How calculated was Garfield’s behavior? He must have known that protesting the Wisconsin shift to him would fail, because the rules stated that votes could be challenged only by a delegate from the same state. It was a good show: two speeches and a delightfully humble reluctance to be nominated.

Yet in victory he seemed ambivalent, saying he would “rather be shot to death.” He might have been more careful about what he wished for: Eight months after the election, he was shot by a lunatic who wanted to be the U.S. consul in Paris and died two months later.

Michele Bachmann cannot feign coyness. A modern presidential candidate has to run a gantlet of primaries and caucuses, schmoozing supporters and raising money for months in advance. Nor could she sneak around Pawlenty as Garfield slipped past Sherman. The two fought it out (Pawlenty left the race in August). Bachmann has followed Garfield’s lead by raising her rhetorical profile—not in the name of open conventions or the party’s welfare, but as the champion of hard-line conservatism.

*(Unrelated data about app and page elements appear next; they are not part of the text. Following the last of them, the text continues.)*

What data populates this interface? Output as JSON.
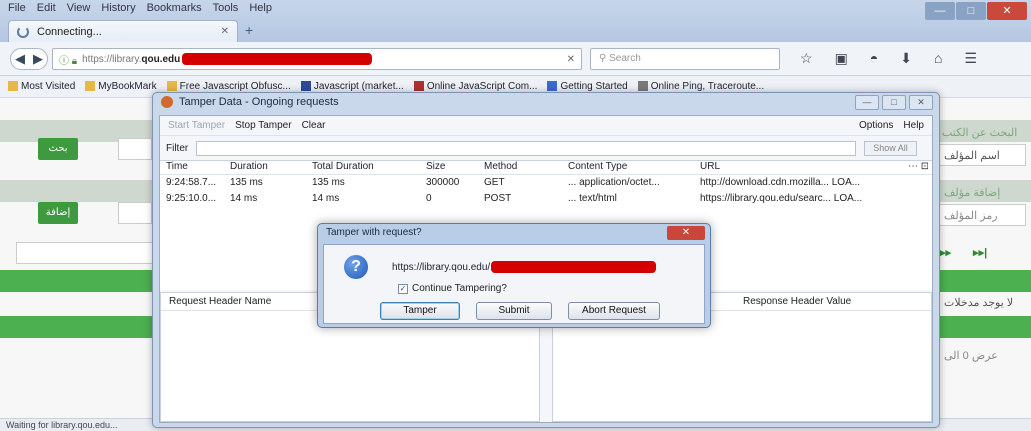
{
  "browser": {
    "menu": [
      "File",
      "Edit",
      "View",
      "History",
      "Bookmarks",
      "Tools",
      "Help"
    ],
    "window_buttons": [
      "—",
      "□",
      "✕"
    ],
    "tab": {
      "title": "Connecting...",
      "close": "✕"
    },
    "new_tab": "+",
    "url": {
      "prefix": "https://library.",
      "domain": "qou.edu",
      "clear": "✕"
    },
    "search_placeholder": "Search",
    "bookmarks": [
      "Most Visited",
      "MyBookMark",
      "Free Javascript Obfusc...",
      "Javascript (market...",
      "Online JavaScript Com...",
      "Getting Started",
      "Online Ping, Traceroute..."
    ],
    "status": "Waiting for library.qou.edu..."
  },
  "page": {
    "search_button": "بحث",
    "add_button": "إضافة",
    "search_heading": "البحث عن الكتب",
    "author_name_label": "اسم المؤلف",
    "add_author_heading": "إضافة مؤلف",
    "author_code_label": "رمز المؤلف",
    "no_entries": "لا يوجد مدخلات",
    "showing": "عرض 0 الى",
    "pager_next": "▸▸",
    "pager_last": "▸▸|"
  },
  "tamper": {
    "title": "Tamper Data - Ongoing requests",
    "toolbar": {
      "start": "Start Tamper",
      "stop": "Stop Tamper",
      "clear": "Clear",
      "options": "Options",
      "help": "Help"
    },
    "filter_label": "Filter",
    "show_all": "Show All",
    "columns": {
      "time": "Time",
      "duration": "Duration",
      "total": "Total Duration",
      "size": "Size",
      "method": "Method",
      "content_type": "Content Type",
      "url": "URL",
      "menu": "⋯ ⊡"
    },
    "rows": [
      {
        "time": "9:24:58.7...",
        "duration": "135 ms",
        "total": "135 ms",
        "size": "300000",
        "method": "GET",
        "content_type": "... application/octet...",
        "url": "http://download.cdn.mozilla... LOA..."
      },
      {
        "time": "9:25:10.0...",
        "duration": "14 ms",
        "total": "14 ms",
        "size": "0",
        "method": "POST",
        "content_type": "... text/html",
        "url": "https://library.qou.edu/searc... LOA..."
      }
    ],
    "request_header_name": "Request Header Name",
    "response_header_value": "Response Header Value"
  },
  "dialog": {
    "title": "Tamper with request?",
    "close": "✕",
    "url_prefix": "https://library.qou.edu/",
    "continue_label": "Continue Tampering?",
    "continue_checked": "✓",
    "buttons": {
      "tamper": "Tamper",
      "submit": "Submit",
      "abort": "Abort Request"
    }
  }
}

The main lesson of the Garfield story is that Bachmann’s task may be quixotic. Garfield won only because his rivals ground each other down, leaving a void freakishly suited to his situation.

Of course, Bachmann can wait. At 55, she is young enough to run again, and if she becomes vice president, or even a losing vice presidential candidate, she could sidestep the curse of the House.


Originally published in the December 2011 issue of American History. To subscribe, click here.